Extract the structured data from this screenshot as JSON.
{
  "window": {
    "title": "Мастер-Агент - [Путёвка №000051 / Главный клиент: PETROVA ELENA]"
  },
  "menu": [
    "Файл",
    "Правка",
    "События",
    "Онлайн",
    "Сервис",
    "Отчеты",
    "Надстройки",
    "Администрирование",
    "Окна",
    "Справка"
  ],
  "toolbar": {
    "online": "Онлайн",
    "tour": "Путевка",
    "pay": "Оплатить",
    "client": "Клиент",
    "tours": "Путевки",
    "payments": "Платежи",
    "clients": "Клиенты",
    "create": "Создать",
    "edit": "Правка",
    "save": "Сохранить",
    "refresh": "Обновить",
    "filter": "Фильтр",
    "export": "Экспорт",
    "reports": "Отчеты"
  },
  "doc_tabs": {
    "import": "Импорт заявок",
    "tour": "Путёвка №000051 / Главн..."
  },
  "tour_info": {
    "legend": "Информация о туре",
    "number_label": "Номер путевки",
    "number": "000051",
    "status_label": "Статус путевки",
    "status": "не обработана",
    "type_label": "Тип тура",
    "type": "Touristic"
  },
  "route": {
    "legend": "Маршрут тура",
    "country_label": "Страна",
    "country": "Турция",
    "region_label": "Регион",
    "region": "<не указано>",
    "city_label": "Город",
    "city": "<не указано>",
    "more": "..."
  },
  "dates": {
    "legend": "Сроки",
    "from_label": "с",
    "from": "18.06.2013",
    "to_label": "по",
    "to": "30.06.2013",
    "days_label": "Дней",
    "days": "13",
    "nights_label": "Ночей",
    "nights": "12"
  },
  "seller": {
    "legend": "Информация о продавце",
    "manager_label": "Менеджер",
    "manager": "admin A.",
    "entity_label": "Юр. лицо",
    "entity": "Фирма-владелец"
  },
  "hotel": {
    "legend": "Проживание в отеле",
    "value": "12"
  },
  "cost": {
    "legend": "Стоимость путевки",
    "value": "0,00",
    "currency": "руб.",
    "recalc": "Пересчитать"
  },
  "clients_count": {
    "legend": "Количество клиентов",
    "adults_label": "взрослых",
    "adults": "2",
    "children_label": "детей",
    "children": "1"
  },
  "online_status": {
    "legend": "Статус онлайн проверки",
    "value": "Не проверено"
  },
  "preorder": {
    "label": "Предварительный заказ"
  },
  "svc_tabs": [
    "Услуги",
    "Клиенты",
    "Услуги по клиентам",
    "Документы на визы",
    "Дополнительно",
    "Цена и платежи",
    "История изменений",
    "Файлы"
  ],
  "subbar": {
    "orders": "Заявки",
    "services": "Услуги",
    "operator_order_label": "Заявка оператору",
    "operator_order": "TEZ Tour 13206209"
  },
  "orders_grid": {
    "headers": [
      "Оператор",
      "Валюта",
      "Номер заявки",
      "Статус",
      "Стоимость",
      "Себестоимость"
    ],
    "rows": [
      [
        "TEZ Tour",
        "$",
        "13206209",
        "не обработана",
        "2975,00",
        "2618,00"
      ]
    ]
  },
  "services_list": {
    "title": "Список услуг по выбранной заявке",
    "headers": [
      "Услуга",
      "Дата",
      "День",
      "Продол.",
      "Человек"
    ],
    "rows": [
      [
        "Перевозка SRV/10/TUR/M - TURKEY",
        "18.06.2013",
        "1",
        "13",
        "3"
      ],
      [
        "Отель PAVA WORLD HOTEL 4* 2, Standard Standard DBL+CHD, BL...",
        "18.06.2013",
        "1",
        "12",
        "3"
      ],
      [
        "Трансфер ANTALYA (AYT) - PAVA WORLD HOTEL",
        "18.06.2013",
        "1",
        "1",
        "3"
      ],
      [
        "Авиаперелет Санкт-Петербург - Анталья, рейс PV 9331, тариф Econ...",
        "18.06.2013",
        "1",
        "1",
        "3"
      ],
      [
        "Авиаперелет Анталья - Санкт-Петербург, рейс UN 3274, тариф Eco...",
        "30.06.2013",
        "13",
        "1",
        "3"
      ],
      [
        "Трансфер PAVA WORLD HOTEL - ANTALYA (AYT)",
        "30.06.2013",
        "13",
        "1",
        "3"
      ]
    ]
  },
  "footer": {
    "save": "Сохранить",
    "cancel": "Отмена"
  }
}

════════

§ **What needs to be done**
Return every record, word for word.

§ **Solved exercise**
Extract the structured data from this screenshot as JSON.
{
  "window": {
    "title": "Мастер-Агент - [Путёвка №000051 / Главный клиент: PETROVA ELENA]"
  },
  "menu": [
    "Файл",
    "Правка",
    "События",
    "Онлайн",
    "Сервис",
    "Отчеты",
    "Надстройки",
    "Администрирование",
    "Окна",
    "Справка"
  ],
  "toolbar": {
    "online": "Онлайн",
    "tour": "Путевка",
    "pay": "Оплатить",
    "client": "Клиент",
    "tours": "Путевки",
    "payments": "Платежи",
    "clients": "Клиенты",
    "create": "Создать",
    "edit": "Правка",
    "save": "Сохранить",
    "refresh": "Обновить",
    "filter": "Фильтр",
    "export": "Экспорт",
    "reports": "Отчеты"
  },
  "doc_tabs": {
    "import": "Импорт заявок",
    "tour": "Путёвка №000051 / Главн..."
  },
  "tour_info": {
    "legend": "Информация о туре",
    "number_label": "Номер путевки",
    "number": "000051",
    "status_label": "Статус путевки",
    "status": "не обработана",
    "type_label": "Тип тура",
    "type": "Touristic"
  },
  "route": {
    "legend": "Маршрут тура",
    "country_label": "Страна",
    "country": "Турция",
    "region_label": "Регион",
    "region": "<не указано>",
    "city_label": "Город",
    "city": "<не указано>",
    "more": "..."
  },
  "dates": {
    "legend": "Сроки",
    "from_label": "с",
    "from": "18.06.2013",
    "to_label": "по",
    "to": "30.06.2013",
    "days_label": "Дней",
    "days": "13",
    "nights_label": "Ночей",
    "nights": "12"
  },
  "seller": {
    "legend": "Информация о продавце",
    "manager_label": "Менеджер",
    "manager": "admin A.",
    "entity_label": "Юр. лицо",
    "entity": "Фирма-владелец"
  },
  "hotel": {
    "legend": "Проживание в отеле",
    "value": "12"
  },
  "cost": {
    "legend": "Стоимость путевки",
    "value": "0,00",
    "currency": "руб.",
    "recalc": "Пересчитать"
  },
  "clients_count": {
    "legend": "Количество клиентов",
    "adults_label": "взрослых",
    "adults": "2",
    "children_label": "детей",
    "children": "1"
  },
  "online_status": {
    "legend": "Статус онлайн проверки",
    "value": "Не проверено"
  },
  "preorder": {
    "label": "Предварительный заказ"
  },
  "svc_tabs": [
    "Услуги",
    "Клиенты",
    "Услуги по клиентам",
    "Документы на визы",
    "Дополнительно",
    "Цена и платежи",
    "История изменений",
    "Файлы"
  ],
  "subbar": {
    "orders": "Заявки",
    "services": "Услуги",
    "operator_order_label": "Заявка оператору",
    "operator_order": "TEZ Tour 13206209"
  },
  "orders_grid": {
    "headers": [
      "Оператор",
      "Валюта",
      "Номер заявки",
      "Статус",
      "Стоимость",
      "Себестоимость"
    ],
    "rows": [
      [
        "TEZ Tour",
        "$",
        "13206209",
        "не обработана",
        "2975,00",
        "2618,00"
      ]
    ]
  },
  "services_list": {
    "title": "Список услуг по выбранной заявке",
    "headers": [
      "Услуга",
      "Дата",
      "День",
      "Продол.",
      "Человек"
    ],
    "rows": [
      [
        "Перевозка SRV/10/TUR/M - TURKEY",
        "18.06.2013",
        "1",
        "13",
        "3"
      ],
      [
        "Отель PAVA WORLD HOTEL 4* 2, Standard Standard DBL+CHD, BL...",
        "18.06.2013",
        "1",
        "12",
        "3"
      ],
      [
        "Трансфер ANTALYA (AYT) - PAVA WORLD HOTEL",
        "18.06.2013",
        "1",
        "1",
        "3"
      ],
      [
        "Авиаперелет Санкт-Петербург - Анталья, рейс PV 9331, тариф Econ...",
        "18.06.2013",
        "1",
        "1",
        "3"
      ],
      [
        "Авиаперелет Анталья - Санкт-Петербург, рейс UN 3274, тариф Eco...",
        "30.06.2013",
        "13",
        "1",
        "3"
      ],
      [
        "Трансфер PAVA WORLD HOTEL - ANTALYA (AYT)",
        "30.06.2013",
        "13",
        "1",
        "3"
      ]
    ]
  },
  "footer": {
    "save": "Сохранить",
    "cancel": "Отмена"
  }
}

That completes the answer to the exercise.